__Assignment__
In the entries below, every line that contains "region" must be located and copied.

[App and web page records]
--- START ---

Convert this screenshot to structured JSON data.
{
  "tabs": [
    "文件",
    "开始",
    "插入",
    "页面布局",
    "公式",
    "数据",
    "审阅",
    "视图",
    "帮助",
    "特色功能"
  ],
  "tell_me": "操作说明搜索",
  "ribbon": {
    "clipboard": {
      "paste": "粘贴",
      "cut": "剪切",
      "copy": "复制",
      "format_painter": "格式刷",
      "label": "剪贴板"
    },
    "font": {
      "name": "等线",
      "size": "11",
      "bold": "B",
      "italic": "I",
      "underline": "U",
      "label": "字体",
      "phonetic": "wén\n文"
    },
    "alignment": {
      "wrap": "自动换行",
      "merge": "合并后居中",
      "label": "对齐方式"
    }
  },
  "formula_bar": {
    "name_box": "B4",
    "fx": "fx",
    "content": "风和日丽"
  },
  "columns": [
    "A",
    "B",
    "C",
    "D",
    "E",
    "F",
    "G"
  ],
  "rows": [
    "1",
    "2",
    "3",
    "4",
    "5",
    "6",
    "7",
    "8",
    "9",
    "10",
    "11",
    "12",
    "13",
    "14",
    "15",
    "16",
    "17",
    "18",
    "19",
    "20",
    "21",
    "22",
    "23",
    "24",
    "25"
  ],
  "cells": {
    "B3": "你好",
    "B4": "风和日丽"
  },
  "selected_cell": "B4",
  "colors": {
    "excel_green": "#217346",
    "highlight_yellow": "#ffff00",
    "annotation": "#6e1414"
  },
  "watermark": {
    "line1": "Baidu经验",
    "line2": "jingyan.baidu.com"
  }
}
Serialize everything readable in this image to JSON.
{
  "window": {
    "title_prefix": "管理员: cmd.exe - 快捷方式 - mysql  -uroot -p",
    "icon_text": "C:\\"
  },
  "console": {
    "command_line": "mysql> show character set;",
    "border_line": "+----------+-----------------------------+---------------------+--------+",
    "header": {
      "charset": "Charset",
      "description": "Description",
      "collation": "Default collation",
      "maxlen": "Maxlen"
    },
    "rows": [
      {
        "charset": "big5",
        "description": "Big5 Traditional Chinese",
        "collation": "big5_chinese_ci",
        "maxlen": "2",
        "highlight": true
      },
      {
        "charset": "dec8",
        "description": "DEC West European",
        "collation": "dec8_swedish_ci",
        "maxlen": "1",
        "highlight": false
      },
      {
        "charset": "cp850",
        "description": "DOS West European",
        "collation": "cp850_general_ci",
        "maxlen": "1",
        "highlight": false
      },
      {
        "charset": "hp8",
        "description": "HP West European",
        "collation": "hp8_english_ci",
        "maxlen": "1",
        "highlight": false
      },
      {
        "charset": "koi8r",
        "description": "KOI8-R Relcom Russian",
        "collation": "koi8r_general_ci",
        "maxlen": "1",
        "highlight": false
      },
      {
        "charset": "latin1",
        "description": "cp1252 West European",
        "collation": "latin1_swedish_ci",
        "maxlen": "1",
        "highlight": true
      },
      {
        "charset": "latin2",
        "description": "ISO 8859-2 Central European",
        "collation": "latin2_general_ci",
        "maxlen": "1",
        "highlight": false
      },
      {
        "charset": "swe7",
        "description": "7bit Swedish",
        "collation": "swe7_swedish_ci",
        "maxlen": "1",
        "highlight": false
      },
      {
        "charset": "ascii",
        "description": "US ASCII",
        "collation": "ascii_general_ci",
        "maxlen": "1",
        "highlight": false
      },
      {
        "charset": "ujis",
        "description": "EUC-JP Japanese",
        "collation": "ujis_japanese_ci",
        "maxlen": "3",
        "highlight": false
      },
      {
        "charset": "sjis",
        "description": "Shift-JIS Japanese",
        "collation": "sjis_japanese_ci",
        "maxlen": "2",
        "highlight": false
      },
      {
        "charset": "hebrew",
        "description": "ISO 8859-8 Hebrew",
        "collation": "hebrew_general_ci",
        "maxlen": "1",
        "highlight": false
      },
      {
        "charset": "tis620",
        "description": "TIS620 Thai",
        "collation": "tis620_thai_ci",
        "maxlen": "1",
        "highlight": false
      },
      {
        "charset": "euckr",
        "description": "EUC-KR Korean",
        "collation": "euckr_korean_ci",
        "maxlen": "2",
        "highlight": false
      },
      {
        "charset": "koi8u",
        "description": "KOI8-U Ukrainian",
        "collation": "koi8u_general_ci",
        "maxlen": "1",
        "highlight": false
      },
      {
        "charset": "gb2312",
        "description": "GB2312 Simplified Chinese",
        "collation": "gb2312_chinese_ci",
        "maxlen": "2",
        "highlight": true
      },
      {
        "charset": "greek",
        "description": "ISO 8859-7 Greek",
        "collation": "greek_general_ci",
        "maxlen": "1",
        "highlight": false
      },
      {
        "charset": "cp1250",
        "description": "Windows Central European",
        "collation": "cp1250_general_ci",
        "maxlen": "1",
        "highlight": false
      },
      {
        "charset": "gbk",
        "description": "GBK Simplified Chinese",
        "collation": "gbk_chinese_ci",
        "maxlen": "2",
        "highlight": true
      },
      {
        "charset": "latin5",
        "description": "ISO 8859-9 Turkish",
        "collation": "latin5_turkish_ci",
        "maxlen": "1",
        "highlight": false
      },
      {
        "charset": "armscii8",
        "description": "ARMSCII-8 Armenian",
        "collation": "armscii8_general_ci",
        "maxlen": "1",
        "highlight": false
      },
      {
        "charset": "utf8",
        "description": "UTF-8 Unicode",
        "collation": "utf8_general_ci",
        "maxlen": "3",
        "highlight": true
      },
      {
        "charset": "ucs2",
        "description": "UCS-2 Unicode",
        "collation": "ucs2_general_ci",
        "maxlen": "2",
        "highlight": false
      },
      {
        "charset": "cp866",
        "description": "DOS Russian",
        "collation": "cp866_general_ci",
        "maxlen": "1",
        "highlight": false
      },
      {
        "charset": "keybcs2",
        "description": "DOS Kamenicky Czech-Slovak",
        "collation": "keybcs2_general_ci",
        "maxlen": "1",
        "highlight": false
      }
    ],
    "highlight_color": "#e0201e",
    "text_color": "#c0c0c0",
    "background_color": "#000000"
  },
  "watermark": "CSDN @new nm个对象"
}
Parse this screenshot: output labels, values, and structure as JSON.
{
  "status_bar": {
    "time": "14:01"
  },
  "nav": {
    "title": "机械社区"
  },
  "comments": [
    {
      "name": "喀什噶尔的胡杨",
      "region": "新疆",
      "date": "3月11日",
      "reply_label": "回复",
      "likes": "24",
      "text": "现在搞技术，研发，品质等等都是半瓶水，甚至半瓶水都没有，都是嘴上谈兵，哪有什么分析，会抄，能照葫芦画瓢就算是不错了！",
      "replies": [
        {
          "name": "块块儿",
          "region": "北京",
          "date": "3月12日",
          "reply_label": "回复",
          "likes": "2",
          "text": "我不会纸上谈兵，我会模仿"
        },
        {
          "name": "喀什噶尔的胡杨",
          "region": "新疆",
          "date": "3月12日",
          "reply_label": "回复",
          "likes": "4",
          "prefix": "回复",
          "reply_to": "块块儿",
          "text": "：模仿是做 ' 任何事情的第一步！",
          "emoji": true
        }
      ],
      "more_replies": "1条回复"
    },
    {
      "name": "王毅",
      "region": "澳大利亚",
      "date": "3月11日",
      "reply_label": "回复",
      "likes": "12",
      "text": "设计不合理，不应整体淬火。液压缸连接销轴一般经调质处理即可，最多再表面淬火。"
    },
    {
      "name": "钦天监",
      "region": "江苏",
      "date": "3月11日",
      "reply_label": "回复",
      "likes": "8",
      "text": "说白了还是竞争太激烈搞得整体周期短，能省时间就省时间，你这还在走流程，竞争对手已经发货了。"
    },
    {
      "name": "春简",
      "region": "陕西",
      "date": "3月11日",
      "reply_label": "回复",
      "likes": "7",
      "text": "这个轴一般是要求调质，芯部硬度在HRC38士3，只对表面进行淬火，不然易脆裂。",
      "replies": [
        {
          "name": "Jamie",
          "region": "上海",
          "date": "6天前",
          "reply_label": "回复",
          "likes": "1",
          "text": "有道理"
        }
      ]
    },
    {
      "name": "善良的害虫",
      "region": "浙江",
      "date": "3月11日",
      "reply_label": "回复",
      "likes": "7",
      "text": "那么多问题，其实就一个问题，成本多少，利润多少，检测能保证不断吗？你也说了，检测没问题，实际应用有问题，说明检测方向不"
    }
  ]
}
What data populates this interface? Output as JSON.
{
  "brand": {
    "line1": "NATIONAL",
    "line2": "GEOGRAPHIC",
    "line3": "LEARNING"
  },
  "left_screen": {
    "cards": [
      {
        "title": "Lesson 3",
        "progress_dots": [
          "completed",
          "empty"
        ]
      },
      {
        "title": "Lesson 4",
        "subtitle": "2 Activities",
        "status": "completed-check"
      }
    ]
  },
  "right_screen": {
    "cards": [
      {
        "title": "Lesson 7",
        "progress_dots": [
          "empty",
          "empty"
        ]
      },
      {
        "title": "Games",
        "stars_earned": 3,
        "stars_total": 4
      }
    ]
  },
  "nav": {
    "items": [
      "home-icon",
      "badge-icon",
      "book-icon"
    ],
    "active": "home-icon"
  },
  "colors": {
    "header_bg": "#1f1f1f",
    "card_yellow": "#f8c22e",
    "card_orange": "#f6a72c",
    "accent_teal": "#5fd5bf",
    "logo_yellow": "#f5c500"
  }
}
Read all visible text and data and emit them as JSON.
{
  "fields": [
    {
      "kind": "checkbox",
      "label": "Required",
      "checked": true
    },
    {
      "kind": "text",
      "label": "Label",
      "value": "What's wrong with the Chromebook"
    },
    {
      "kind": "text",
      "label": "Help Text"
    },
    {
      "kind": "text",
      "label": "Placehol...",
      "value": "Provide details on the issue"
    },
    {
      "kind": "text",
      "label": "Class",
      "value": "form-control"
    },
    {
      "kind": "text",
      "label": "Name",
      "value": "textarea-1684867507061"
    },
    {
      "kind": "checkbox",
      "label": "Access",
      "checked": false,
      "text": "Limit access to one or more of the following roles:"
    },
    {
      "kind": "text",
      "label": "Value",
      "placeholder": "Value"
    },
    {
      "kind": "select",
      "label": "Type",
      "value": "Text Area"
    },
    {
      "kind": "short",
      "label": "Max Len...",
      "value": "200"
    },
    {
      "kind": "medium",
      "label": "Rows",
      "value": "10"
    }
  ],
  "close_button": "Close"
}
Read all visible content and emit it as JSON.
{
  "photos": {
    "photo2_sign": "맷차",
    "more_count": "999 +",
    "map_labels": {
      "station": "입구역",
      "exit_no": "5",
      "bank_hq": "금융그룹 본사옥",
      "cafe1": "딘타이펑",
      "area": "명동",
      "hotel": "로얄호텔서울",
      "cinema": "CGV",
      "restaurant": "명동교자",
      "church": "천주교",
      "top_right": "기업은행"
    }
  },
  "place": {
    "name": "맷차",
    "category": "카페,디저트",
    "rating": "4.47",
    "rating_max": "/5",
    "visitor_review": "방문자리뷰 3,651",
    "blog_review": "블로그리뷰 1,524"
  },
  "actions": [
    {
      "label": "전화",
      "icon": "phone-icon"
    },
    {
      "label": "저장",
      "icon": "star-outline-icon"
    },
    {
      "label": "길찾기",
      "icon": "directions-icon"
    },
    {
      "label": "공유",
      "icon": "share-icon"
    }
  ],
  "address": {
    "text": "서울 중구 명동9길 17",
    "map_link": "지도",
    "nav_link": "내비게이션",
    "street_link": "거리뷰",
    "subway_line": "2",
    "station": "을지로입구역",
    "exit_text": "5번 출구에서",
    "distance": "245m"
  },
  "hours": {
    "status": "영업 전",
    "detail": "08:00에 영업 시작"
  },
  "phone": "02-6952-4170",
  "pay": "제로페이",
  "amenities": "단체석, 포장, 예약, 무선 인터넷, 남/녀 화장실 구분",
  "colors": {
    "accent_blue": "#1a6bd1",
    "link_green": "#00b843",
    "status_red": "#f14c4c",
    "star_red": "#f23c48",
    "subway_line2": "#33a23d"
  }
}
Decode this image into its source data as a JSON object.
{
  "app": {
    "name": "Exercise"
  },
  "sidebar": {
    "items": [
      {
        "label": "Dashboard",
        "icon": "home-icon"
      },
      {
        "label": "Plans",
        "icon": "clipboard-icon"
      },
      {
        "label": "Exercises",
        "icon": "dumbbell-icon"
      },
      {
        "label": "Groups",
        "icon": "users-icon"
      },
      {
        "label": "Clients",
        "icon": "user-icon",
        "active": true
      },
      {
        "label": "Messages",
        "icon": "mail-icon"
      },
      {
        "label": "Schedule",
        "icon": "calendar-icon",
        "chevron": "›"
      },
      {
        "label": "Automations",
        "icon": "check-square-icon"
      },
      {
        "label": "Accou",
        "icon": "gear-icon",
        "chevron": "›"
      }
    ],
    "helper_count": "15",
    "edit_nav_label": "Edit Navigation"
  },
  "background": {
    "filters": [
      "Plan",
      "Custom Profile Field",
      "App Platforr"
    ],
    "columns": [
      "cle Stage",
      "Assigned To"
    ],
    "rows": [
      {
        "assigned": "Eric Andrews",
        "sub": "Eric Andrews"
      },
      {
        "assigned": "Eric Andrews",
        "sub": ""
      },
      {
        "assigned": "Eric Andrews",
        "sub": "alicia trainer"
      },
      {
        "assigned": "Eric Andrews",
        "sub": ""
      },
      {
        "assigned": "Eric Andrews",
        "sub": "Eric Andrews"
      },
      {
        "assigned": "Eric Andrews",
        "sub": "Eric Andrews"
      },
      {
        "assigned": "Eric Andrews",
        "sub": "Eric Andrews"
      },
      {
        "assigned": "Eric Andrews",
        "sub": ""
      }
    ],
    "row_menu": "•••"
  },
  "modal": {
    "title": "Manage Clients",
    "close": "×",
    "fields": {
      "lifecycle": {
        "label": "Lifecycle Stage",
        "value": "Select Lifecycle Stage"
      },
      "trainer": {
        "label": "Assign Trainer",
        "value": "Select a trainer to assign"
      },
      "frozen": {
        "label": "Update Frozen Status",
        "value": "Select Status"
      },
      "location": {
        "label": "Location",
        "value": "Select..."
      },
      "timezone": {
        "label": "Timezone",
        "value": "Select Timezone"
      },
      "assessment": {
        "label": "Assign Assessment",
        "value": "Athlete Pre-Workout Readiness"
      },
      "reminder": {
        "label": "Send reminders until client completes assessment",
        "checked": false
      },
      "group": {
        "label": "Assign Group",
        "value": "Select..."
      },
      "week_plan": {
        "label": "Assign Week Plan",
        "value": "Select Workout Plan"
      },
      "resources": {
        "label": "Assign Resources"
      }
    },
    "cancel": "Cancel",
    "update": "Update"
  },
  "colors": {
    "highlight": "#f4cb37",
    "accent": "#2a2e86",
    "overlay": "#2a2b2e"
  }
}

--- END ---

__Your response__
      "region": "新疆",
          "region": "北京",
          "region": "新疆",
      "region": "澳大利亚",
      "region": "江苏",
      "region": "陕西",
          "region": "上海",
      "region": "浙江",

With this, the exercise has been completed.